“This is where I want to be,” exclaimed Pietrantonio from inside the truck as he gave his dad, Dean Deciancios Sr., a high five. “This is the best.”
For Alecia Smith, 8, of Warren, the best part was the face painting. She was among several neighborhood children who stood in line as Kathy Lepro, association chairwoman, adorned them with colorful stars, flowers and symbols.
Lepro explained that the annual block party was launched as a way to bring the neighborhood together and encourage residents to get involved with the association.
“It all started seven years ago when we decided to try to get people to come to our meetings,” Lepro explained.
“So why not do a community event to get people together? We get donations from local establishments and a lot of people help make it a nice event for everyone. It really has become a nice community event that everyone looks forward to.”
Lepro said the event typically draws between 130 and 150 people.
Association member Andrew Herman, who organizes the kids’ games, said the goal is to make the block party an all-ages event with something for everyone.
“I like doing the kids’ games. But we have music and food. It really is a great way for the neighborhood to come together,” he said.
On Saturday, Herman came up with the on-the-spot idea to have a kids’ handshaking contest. The winners, Keith Gambrell, 8, and Ta’Shawnna Cole, 3, demonstrated their skills for the crowd.
“I think next time maybe we’ll require everyone to shake hands with someone they don’t know,” Herman said. “That way people will have even more reason to mingle and it would be a way for them to meet neighbors they really don’t know.
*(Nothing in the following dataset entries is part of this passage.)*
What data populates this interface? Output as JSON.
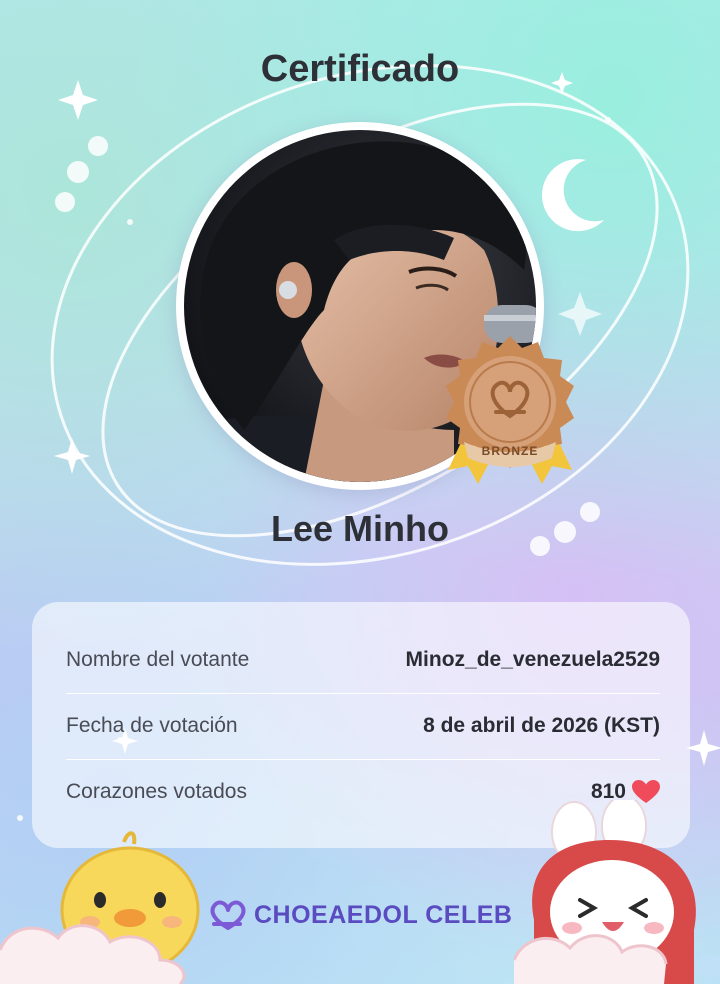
{
  "certificate": {
    "title": "Certificado",
    "celebrity_name": "Lee Minho",
    "badge_label": "BRONZE",
    "badge_color": "#c98a56"
  },
  "details": [
    {
      "label": "Nombre del votante",
      "value": "Minoz_de_venezuela2529"
    },
    {
      "label": "Fecha de votación",
      "value": "8 de abril de 2026 (KST)"
    },
    {
      "label": "Corazones votados",
      "value": "810",
      "icon": "heart-icon"
    }
  ],
  "footer": {
    "brand": "CHOEAEDOL CELEB",
    "brand_color": "#5a4bc0"
  },
  "colors": {
    "heart": "#ef4b5a",
    "text_dark": "#2e3038"
  }
}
And maybe our winners from this year could show them a thing or two about the art of handshaking.”